The problem: Only the lines that hold "JSON" should be in the answer, each copied from the data below.

....

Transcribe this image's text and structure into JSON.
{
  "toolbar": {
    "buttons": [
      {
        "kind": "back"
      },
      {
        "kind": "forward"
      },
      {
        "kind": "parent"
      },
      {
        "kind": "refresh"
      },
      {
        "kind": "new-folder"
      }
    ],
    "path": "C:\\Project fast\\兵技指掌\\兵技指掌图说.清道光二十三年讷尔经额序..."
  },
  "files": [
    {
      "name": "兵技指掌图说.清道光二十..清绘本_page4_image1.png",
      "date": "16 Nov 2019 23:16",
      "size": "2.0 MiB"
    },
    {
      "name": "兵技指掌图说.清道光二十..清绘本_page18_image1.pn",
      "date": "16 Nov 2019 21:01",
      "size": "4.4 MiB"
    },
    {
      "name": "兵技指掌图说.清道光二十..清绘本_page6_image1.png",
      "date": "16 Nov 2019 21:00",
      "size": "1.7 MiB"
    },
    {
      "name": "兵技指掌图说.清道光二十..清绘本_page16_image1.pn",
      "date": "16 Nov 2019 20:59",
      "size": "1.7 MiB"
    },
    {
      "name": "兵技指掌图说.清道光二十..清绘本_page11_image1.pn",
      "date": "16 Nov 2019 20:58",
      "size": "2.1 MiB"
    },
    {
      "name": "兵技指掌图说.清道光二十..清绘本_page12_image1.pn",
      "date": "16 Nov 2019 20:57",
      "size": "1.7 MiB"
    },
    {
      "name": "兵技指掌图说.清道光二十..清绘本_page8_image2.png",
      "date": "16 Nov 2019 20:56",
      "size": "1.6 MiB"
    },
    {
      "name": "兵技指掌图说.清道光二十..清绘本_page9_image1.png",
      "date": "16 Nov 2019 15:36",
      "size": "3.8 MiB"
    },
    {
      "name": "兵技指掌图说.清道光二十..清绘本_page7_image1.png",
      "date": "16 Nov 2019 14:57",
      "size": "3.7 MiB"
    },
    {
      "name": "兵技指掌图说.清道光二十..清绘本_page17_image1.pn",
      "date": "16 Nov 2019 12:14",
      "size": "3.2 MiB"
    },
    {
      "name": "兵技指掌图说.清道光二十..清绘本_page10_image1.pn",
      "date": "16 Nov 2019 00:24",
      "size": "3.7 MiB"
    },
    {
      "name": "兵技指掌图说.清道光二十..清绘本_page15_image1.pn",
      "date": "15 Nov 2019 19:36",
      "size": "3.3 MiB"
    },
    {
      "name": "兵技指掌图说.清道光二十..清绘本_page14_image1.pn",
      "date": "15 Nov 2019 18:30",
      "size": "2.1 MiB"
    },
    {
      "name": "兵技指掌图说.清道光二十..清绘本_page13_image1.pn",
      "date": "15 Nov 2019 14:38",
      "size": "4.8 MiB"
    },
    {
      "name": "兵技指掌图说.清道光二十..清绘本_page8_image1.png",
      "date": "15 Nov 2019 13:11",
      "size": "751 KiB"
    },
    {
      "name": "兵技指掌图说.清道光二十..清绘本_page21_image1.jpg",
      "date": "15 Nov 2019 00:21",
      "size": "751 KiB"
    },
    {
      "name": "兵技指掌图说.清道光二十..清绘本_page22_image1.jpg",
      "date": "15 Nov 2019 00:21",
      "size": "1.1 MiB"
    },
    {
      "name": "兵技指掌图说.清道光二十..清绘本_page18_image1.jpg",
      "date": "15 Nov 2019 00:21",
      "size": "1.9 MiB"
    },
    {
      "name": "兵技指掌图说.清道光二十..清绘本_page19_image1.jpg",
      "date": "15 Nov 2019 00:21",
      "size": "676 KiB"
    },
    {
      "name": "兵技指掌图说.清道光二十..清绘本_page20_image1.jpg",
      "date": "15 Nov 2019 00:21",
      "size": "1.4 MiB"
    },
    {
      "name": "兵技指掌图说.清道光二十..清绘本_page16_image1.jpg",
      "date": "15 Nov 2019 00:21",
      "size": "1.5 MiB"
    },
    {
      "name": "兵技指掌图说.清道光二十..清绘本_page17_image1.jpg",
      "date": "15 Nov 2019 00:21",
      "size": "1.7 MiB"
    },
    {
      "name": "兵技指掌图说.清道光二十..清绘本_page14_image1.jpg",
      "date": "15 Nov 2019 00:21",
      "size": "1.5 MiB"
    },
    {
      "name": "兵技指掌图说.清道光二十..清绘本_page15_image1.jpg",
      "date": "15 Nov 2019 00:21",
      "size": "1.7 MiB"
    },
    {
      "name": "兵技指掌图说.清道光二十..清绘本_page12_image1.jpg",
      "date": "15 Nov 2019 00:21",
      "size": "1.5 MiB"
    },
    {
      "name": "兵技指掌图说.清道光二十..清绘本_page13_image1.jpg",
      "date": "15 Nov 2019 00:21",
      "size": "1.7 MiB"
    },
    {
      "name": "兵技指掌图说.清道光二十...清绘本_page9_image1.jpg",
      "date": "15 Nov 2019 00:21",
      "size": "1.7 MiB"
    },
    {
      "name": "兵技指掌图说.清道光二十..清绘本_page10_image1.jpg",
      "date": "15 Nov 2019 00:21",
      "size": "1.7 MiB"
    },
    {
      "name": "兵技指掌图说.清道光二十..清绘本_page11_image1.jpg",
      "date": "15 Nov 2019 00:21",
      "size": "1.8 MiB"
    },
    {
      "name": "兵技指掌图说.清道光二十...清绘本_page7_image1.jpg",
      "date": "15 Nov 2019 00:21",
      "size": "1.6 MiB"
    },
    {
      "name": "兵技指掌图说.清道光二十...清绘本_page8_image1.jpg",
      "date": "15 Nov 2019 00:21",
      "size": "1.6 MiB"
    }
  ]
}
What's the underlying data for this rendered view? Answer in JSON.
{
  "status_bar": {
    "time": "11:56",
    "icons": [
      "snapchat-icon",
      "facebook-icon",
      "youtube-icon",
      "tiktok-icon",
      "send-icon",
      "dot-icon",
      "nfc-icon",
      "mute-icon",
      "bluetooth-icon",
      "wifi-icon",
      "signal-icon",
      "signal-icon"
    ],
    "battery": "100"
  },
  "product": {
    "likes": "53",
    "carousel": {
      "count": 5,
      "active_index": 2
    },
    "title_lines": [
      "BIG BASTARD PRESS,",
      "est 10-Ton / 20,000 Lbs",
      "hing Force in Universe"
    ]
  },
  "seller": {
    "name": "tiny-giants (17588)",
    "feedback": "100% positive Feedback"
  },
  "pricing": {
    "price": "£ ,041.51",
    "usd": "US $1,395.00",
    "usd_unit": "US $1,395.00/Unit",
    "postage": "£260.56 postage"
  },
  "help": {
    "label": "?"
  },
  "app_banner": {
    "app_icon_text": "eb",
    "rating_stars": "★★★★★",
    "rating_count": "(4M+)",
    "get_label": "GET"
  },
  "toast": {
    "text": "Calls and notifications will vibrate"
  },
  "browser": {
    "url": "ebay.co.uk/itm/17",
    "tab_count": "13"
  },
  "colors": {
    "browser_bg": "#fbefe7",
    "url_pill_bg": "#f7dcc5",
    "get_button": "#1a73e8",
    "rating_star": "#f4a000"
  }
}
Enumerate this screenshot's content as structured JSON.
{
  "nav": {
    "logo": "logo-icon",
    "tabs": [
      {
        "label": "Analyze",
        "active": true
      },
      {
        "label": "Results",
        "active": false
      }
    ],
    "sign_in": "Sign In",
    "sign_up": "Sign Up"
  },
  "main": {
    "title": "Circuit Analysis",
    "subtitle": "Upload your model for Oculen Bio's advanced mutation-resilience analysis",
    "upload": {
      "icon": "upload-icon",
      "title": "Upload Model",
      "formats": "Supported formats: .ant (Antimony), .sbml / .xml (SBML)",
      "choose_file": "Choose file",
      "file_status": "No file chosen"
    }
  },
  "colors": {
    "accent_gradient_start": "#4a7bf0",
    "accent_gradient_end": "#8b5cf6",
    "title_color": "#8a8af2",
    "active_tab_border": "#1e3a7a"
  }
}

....

Written response:
Transcribe this image's text and structure into JSON.
What's the underlying data for this rendered view? Answer in JSON.
Enumerate this screenshot's content as structured JSON.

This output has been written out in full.